==== Data provided ====

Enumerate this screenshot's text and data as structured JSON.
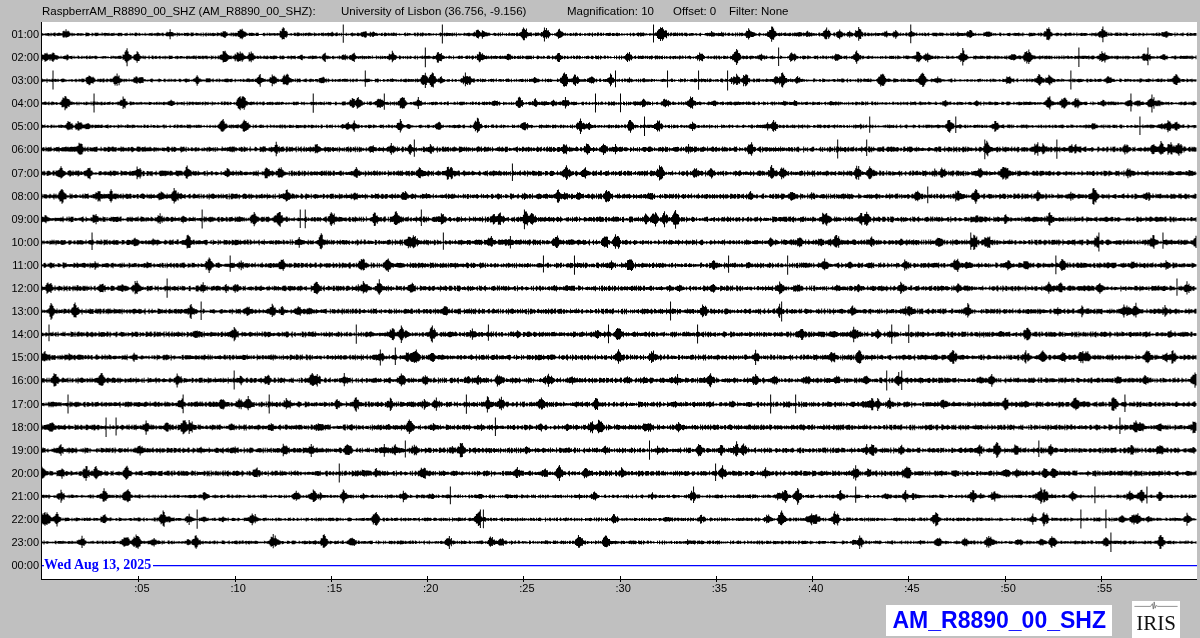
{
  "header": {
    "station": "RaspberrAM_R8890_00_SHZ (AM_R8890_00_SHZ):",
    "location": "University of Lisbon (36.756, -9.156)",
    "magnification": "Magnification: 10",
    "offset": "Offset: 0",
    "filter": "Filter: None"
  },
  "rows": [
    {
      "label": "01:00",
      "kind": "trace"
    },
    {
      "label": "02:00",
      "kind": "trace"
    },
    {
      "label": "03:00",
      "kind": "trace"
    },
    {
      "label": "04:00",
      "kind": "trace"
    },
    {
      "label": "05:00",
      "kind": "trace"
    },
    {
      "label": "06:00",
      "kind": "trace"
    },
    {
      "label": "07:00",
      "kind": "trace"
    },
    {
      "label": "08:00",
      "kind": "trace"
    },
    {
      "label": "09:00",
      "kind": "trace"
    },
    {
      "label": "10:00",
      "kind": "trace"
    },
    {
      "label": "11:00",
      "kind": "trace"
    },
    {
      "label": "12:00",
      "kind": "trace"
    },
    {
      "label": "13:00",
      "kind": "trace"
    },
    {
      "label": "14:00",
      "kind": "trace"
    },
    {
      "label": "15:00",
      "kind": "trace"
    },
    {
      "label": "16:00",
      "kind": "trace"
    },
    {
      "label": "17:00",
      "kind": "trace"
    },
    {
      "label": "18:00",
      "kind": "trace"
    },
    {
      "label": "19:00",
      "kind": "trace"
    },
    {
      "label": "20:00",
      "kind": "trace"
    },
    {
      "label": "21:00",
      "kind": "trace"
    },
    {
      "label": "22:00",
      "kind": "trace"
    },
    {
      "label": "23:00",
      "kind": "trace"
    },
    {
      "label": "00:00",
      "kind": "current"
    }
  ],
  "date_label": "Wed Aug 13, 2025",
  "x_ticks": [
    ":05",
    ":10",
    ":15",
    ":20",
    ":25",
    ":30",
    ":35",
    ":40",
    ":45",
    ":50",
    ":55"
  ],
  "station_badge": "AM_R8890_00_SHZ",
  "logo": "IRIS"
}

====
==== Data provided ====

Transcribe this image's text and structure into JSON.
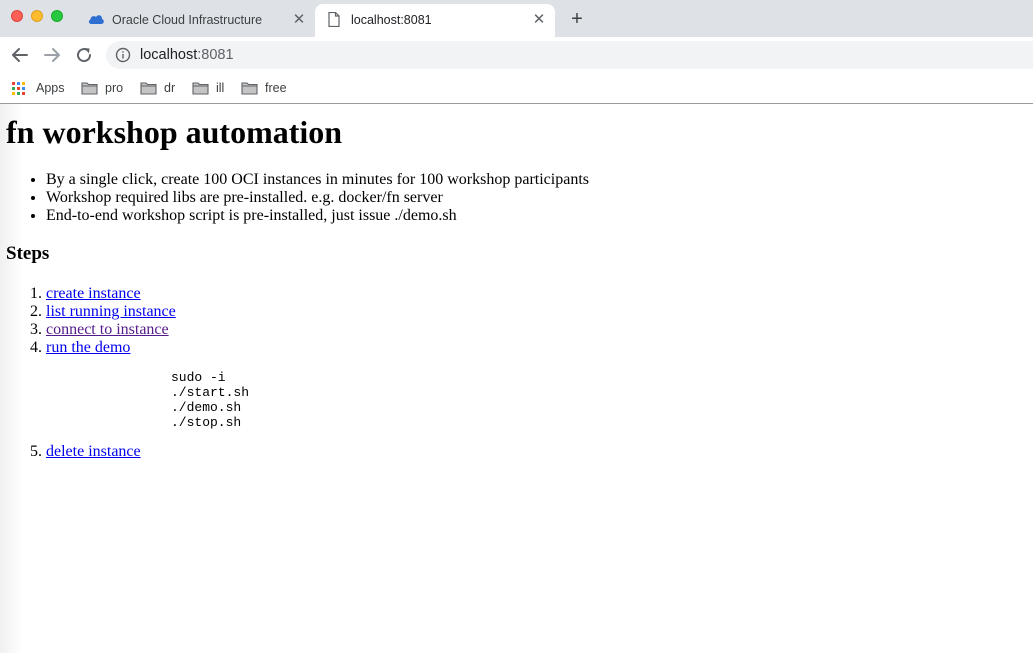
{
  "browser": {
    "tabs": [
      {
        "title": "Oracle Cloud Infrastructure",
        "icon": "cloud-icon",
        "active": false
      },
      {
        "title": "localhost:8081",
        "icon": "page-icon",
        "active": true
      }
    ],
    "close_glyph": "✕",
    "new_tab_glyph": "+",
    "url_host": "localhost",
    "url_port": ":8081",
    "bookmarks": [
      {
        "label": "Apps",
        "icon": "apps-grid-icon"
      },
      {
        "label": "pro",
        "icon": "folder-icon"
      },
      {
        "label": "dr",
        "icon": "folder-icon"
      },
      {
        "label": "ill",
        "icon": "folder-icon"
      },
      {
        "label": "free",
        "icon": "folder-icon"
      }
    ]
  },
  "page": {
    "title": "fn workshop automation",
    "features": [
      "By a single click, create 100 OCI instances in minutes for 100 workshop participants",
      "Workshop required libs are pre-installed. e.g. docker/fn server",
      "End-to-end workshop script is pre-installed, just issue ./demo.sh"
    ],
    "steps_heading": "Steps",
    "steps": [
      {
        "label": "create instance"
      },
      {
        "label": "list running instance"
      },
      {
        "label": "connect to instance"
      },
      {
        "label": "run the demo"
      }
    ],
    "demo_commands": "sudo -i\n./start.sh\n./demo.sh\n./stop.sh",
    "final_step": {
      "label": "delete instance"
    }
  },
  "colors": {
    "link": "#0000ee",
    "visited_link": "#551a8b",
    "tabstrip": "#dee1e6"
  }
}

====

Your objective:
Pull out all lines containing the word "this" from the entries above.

Response to the task:
Enumerate this screenshot's text and data as structured JSON.
Transcribe this image's text and structure into JSON.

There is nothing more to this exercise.